“If you’re forming a startup, there are generally two kinds of stories to choose from about what the startup is for. Keep in mind that startups are companies that are trying to take over some subsection of the world. It’s ambitious stuff, so they tend to take on lots of early investment. They get somebody to give them a lot of money so they can hit the market with disproportionate force. And in order to pay that investment back, they need what’s called an “exit,” which usually comes in two forms: You’re either acquired by a larger company or you go public, selling your company on a market where people can trade your shares based on their speculations about what it’s worth. In both cases, you’re passing the company that you’ve worked to build off to new owners, who in turn might be buying it just to convince future buyers to pay even more for it later. It’s a weirdly normal pyramid scheme of capitalism.

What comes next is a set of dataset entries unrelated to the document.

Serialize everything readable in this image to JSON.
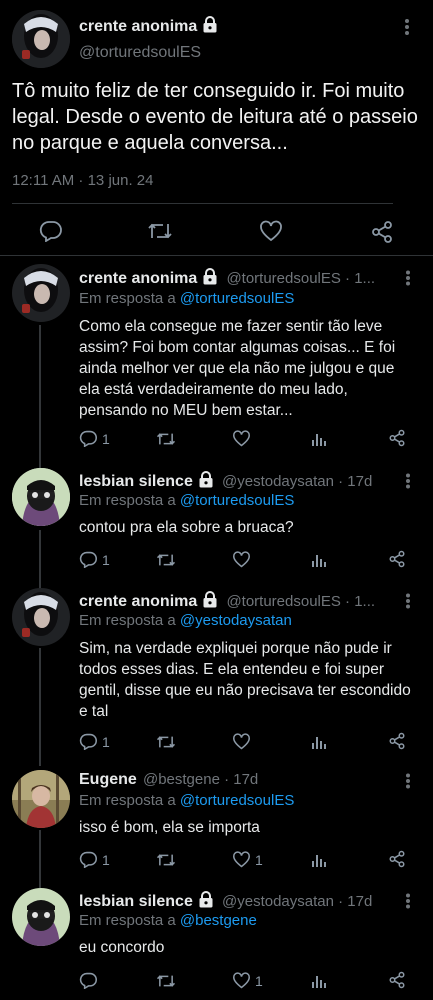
{
  "main_tweet": {
    "author_name": "crente anonima",
    "handle": "@torturedsoulES",
    "text": "Tô muito feliz de ter conseguido ir. Foi muito legal. Desde o evento de leitura até o passeio no parque e aquela conversa...",
    "timestamp": "12:11 AM · 13 jun. 24"
  },
  "replies": [
    {
      "author_name": "crente anonima",
      "handle_time": "@torturedsoulES · 1...",
      "in_reply_label": "Em resposta a",
      "in_reply_to": "@torturedsoulES",
      "text": "Como ela consegue me fazer sentir tão leve assim? Foi bom contar algumas coisas... E foi ainda melhor ver que ela não me julgou e que ela está verdadeiramente do meu lado, pensando no MEU bem estar...",
      "reply_count": "1",
      "like_count": ""
    },
    {
      "author_name": "lesbian silence",
      "handle_time": "@yestodaysatan · 17d",
      "in_reply_label": "Em resposta a",
      "in_reply_to": "@torturedsoulES",
      "text": "contou pra ela sobre a bruaca?",
      "reply_count": "1",
      "like_count": ""
    },
    {
      "author_name": "crente anonima",
      "handle_time": "@torturedsoulES · 1...",
      "in_reply_label": "Em resposta a",
      "in_reply_to": "@yestodaysatan",
      "text": "Sim, na verdade expliquei porque não pude ir todos esses dias. E ela entendeu e foi super gentil, disse que eu não precisava ter escondido e tal",
      "reply_count": "1",
      "like_count": ""
    },
    {
      "author_name": "Eugene",
      "handle_time": "@bestgene · 17d",
      "in_reply_label": "Em resposta a",
      "in_reply_to": "@torturedsoulES",
      "text": "isso é bom, ela se importa",
      "reply_count": "1",
      "like_count": "1"
    },
    {
      "author_name": "lesbian silence",
      "handle_time": "@yestodaysatan · 17d",
      "in_reply_label": "Em resposta a",
      "in_reply_to": "@bestgene",
      "text": "eu concordo",
      "reply_count": "",
      "like_count": "1"
    }
  ],
  "colors": {
    "background": "#000000",
    "link": "#1d9bf0",
    "muted": "#71767b",
    "text": "#e7e9ea"
  },
  "icons": [
    "lock-icon",
    "more-icon",
    "reply-icon",
    "retweet-icon",
    "like-icon",
    "share-icon",
    "views-icon"
  ]
}
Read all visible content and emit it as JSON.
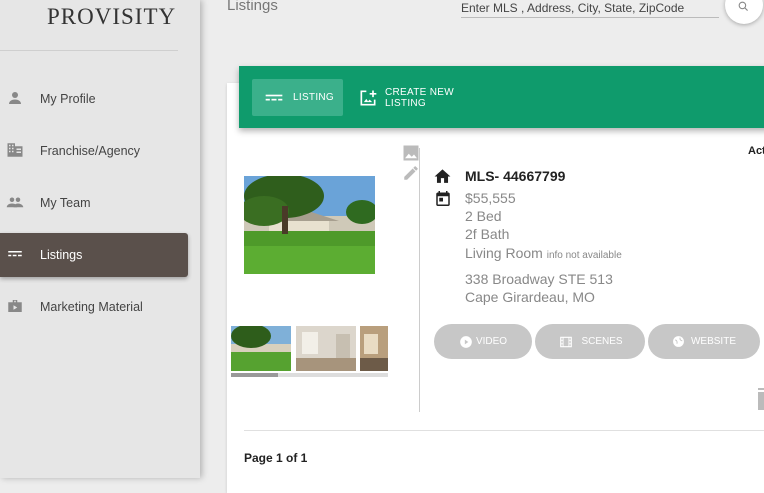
{
  "brand": {
    "logo_text": "PROVISITY"
  },
  "sidebar": {
    "items": [
      {
        "label": "My Profile",
        "icon": "person-icon"
      },
      {
        "label": "Franchise/Agency",
        "icon": "building-icon"
      },
      {
        "label": "My Team",
        "icon": "group-icon"
      },
      {
        "label": "Listings",
        "icon": "listing-icon",
        "active": true
      },
      {
        "label": "Marketing Material",
        "icon": "briefcase-icon"
      }
    ]
  },
  "header": {
    "title": "Listings",
    "search_placeholder": "Enter MLS , Address, City, State, ZipCode"
  },
  "toolbar": {
    "listing_label": "LISTING",
    "create_label": "CREATE NEW LISTING"
  },
  "listing": {
    "status": "Act",
    "mls": "MLS- 44667799",
    "price": "$55,555",
    "beds": "2 Bed",
    "baths": "2f Bath",
    "living_room": "Living Room",
    "living_room_note": "info not available",
    "address_line1": "338 Broadway STE 513",
    "address_line2": "Cape Girardeau, MO",
    "buttons": {
      "video": "VIDEO",
      "scenes": "SCENES",
      "website": "WEBSITE"
    }
  },
  "pagination": {
    "label": "Page 1 of 1"
  },
  "colors": {
    "accent": "#0f9b6c",
    "sidebar_active": "#5a504b",
    "pill": "#c7c7c7"
  }
}
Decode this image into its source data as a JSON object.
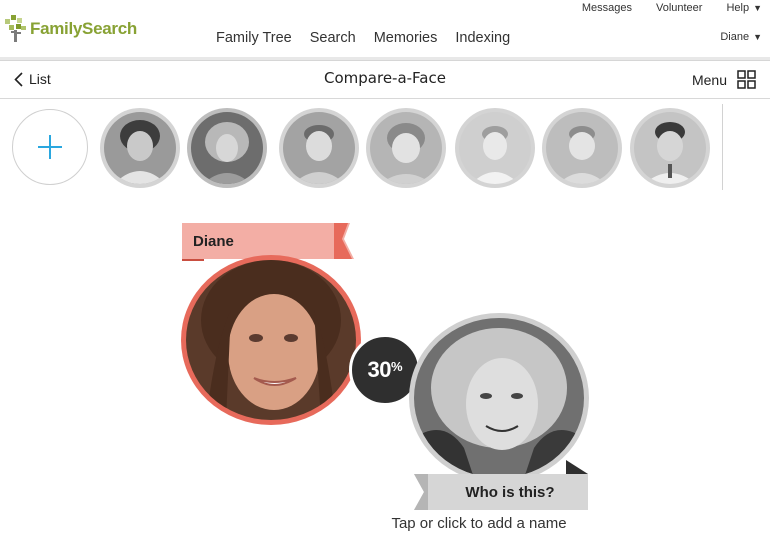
{
  "top_nav": {
    "messages": "Messages",
    "volunteer": "Volunteer",
    "help": "Help"
  },
  "brand": {
    "name": "FamilySearch",
    "color": "#88a234",
    "icon": "family-tree-logo-icon"
  },
  "main_nav": [
    {
      "label": "Family Tree"
    },
    {
      "label": "Search"
    },
    {
      "label": "Memories"
    },
    {
      "label": "Indexing"
    }
  ],
  "user": {
    "name": "Diane"
  },
  "title_bar": {
    "back_label": "List",
    "title": "Compare-a-Face",
    "menu_label": "Menu",
    "menu_icon": "grid-icon"
  },
  "strip": {
    "add_icon": "plus-icon",
    "add_color": "#2aa7df",
    "thumbnails": [
      {
        "selected": false
      },
      {
        "selected": true
      },
      {
        "selected": false
      },
      {
        "selected": false
      },
      {
        "selected": false
      },
      {
        "selected": false
      },
      {
        "selected": false
      }
    ]
  },
  "compare": {
    "person_name": "Diane",
    "person_color": "#e76a5b",
    "banner_color": "#f3aea5",
    "match_percent": "30",
    "percent_symbol": "%",
    "unknown_label": "Who is this?",
    "hint": "Tap or click to add a name"
  }
}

What if there were another way? What if a startup that successfully builds a community could opt for an exit to ownership by that community?”
This is a fascinating read: Exit To Community, by Nathan Schneider